In volume 2 of Bread to Share, Lois Knudson Munholland shares more experiences and hardships endured by Lutheran pastors and their wives, primarily across Saskatchewan, but also in other parts of Canada and the United States. A Lutheran pastor herself, Knudson Munholland spent decades compiling the material for her books.
The pastors are listed alphabetically by surname. After relating the experiences of the ministers, Knudson Munholland devotes space to their wives, lists the names of their family members, and provides references. Her sources include personal interviews as well as local history books, supplemented by more than ninety-five black and white photos.

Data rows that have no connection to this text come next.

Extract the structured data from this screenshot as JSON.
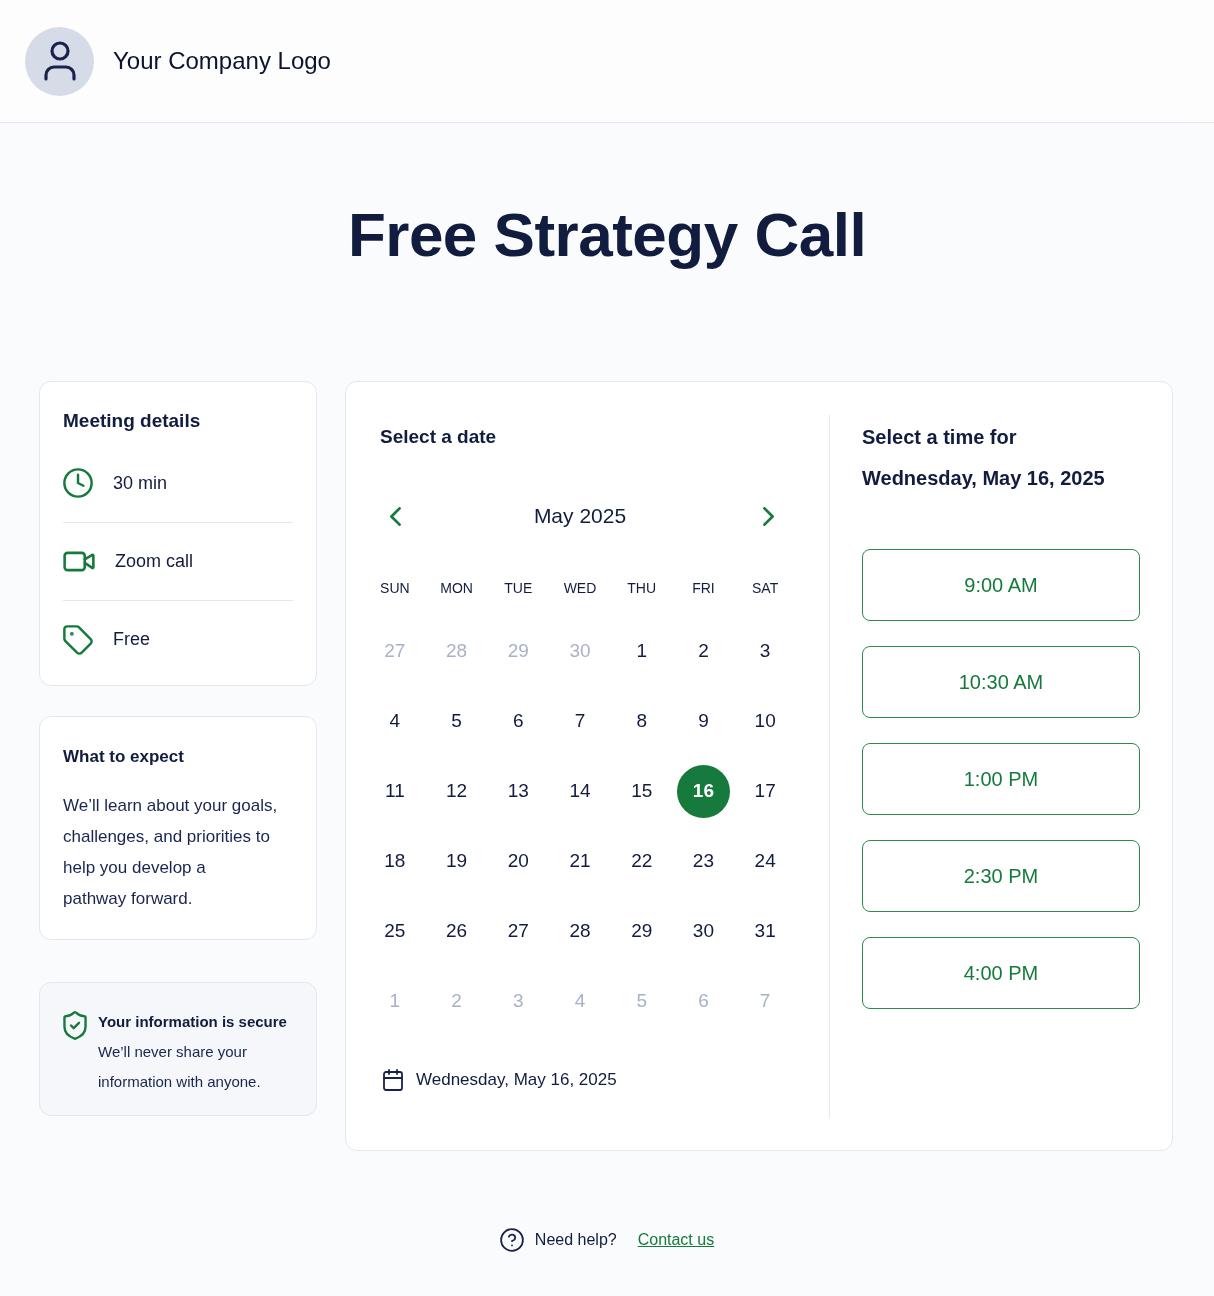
{
  "header": {
    "logo_text": "Your Company Logo"
  },
  "title": "Free Strategy Call",
  "meeting_details": {
    "title": "Meeting details",
    "items": [
      {
        "kind": "duration",
        "label": "30 min"
      },
      {
        "kind": "video",
        "label": "Zoom call"
      },
      {
        "kind": "price",
        "label": "Free"
      }
    ]
  },
  "what_to_expect": {
    "title": "What to expect",
    "text": "We’ll learn about your goals,\nchallenges, and priorities to\nhelp you develop a\npathway forward."
  },
  "security_note": {
    "title": "Your information is secure",
    "text": "We’ll never share your information with anyone."
  },
  "calendar": {
    "title": "Select a date",
    "month": "May 2025",
    "weekdays": [
      "SUN",
      "MON",
      "TUE",
      "WED",
      "THU",
      "FRI",
      "SAT"
    ],
    "weeks": [
      [
        {
          "label": "27",
          "outside_month": true,
          "selected": false
        },
        {
          "label": "28",
          "outside_month": true,
          "selected": false
        },
        {
          "label": "29",
          "outside_month": true,
          "selected": false
        },
        {
          "label": "30",
          "outside_month": true,
          "selected": false
        },
        {
          "label": "1",
          "outside_month": false,
          "selected": false
        },
        {
          "label": "2",
          "outside_month": false,
          "selected": false
        },
        {
          "label": "3",
          "outside_month": false,
          "selected": false
        }
      ],
      [
        {
          "label": "4",
          "outside_month": false,
          "selected": false
        },
        {
          "label": "5",
          "outside_month": false,
          "selected": false
        },
        {
          "label": "6",
          "outside_month": false,
          "selected": false
        },
        {
          "label": "7",
          "outside_month": false,
          "selected": false
        },
        {
          "label": "8",
          "outside_month": false,
          "selected": false
        },
        {
          "label": "9",
          "outside_month": false,
          "selected": false
        },
        {
          "label": "10",
          "outside_month": false,
          "selected": false
        }
      ],
      [
        {
          "label": "11",
          "outside_month": false,
          "selected": false
        },
        {
          "label": "12",
          "outside_month": false,
          "selected": false
        },
        {
          "label": "13",
          "outside_month": false,
          "selected": false
        },
        {
          "label": "14",
          "outside_month": false,
          "selected": false
        },
        {
          "label": "15",
          "outside_month": false,
          "selected": false
        },
        {
          "label": "16",
          "outside_month": false,
          "selected": true
        },
        {
          "label": "17",
          "outside_month": false,
          "selected": false
        }
      ],
      [
        {
          "label": "18",
          "outside_month": false,
          "selected": false
        },
        {
          "label": "19",
          "outside_month": false,
          "selected": false
        },
        {
          "label": "20",
          "outside_month": false,
          "selected": false
        },
        {
          "label": "21",
          "outside_month": false,
          "selected": false
        },
        {
          "label": "22",
          "outside_month": false,
          "selected": false
        },
        {
          "label": "23",
          "outside_month": false,
          "selected": false
        },
        {
          "label": "24",
          "outside_month": false,
          "selected": false
        }
      ],
      [
        {
          "label": "25",
          "outside_month": false,
          "selected": false
        },
        {
          "label": "26",
          "outside_month": false,
          "selected": false
        },
        {
          "label": "27",
          "outside_month": false,
          "selected": false
        },
        {
          "label": "28",
          "outside_month": false,
          "selected": false
        },
        {
          "label": "29",
          "outside_month": false,
          "selected": false
        },
        {
          "label": "30",
          "outside_month": false,
          "selected": false
        },
        {
          "label": "31",
          "outside_month": false,
          "selected": false
        }
      ],
      [
        {
          "label": "1",
          "outside_month": true,
          "selected": false
        },
        {
          "label": "2",
          "outside_month": true,
          "selected": false
        },
        {
          "label": "3",
          "outside_month": true,
          "selected": false
        },
        {
          "label": "4",
          "outside_month": true,
          "selected": false
        },
        {
          "label": "5",
          "outside_month": true,
          "selected": false
        },
        {
          "label": "6",
          "outside_month": true,
          "selected": false
        },
        {
          "label": "7",
          "outside_month": true,
          "selected": false
        }
      ]
    ],
    "selected_date": "Wednesday, May 16, 2025"
  },
  "times": {
    "title": "Select a time for",
    "date": "Wednesday, May 16, 2025",
    "slots": [
      {
        "label": "9:00 AM",
        "selected": false
      },
      {
        "label": "10:30 AM",
        "selected": false
      },
      {
        "label": "1:00 PM",
        "selected": false
      },
      {
        "label": "2:30 PM",
        "selected": false
      },
      {
        "label": "4:00 PM",
        "selected": false
      }
    ]
  },
  "footer": {
    "text": "Need help?",
    "link": "Contact us"
  }
}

Knudson Munholland explores the rigours of ministering to the needs of rural communities. Pastors would travel by wagon, sleigh, or on horseback as the need arose. One minister travelled by bicycle, with his wife riding on the crossbar. Those lucky enough to own a vehicle often had to travel on roads that were neither paved nor gravelled, and the gumbo soil brought its own set of perils, occasionally snaring unwary drivers.
Lack of adequate funding was a constant problem. In 1946, Pastor Carl Daechsel was offered a position in the Govan, SK area for a salary of $1,800 per year. But at the first church council meeting, the council decided that his salary was unrealistic and unilaterally lowered it. To supplement his income, one minister took up barbering. Unfortunately, his customers were as negligent in paying their bills as was the congregation.
Parishioners tried to support their pastors by supplying them with produce. Pastor Oscar Edwin Olson Olmon received a gift of onions, but by the time he got them home by sleigh, they looked frozen, so he dumped them outside in the snow. Next spring, he and his wife had a thick patch of onions growing in their yard.
Knudson Munholland regales readers with entertaining episodes. At the first worship service Pastor Ferdinand Oswald conducted, no one showed up. Well, one man came to light the fire, but he left. The next Sunday, the worshippers numbered three – his wife Frieda and two other women. “Frieda remembered watching her husband deliver that sermon with tears running down his face.”
At Meadow Lake, SK, Pastor Frederick Knebel had five preaching points to visit. Since his car couldn’t negotiate the gumbo roads and swamps, he walked. It took him fifteen hours to cover thirty-five miles.
Later, as a chaplain heading to Bermuda by ship during the Second World War, Pastor Knebel remarked to the captain, “Look, that must be a whale coming towards the ship.” It turned out to be a torpedo!
As Knudson Munholland points out in Bread to Share, pastors and their families faced many hardships and privations. Yet in spite of all obstacles, with persistence and perseverance they continued to provide the Bread of Life for their flocks.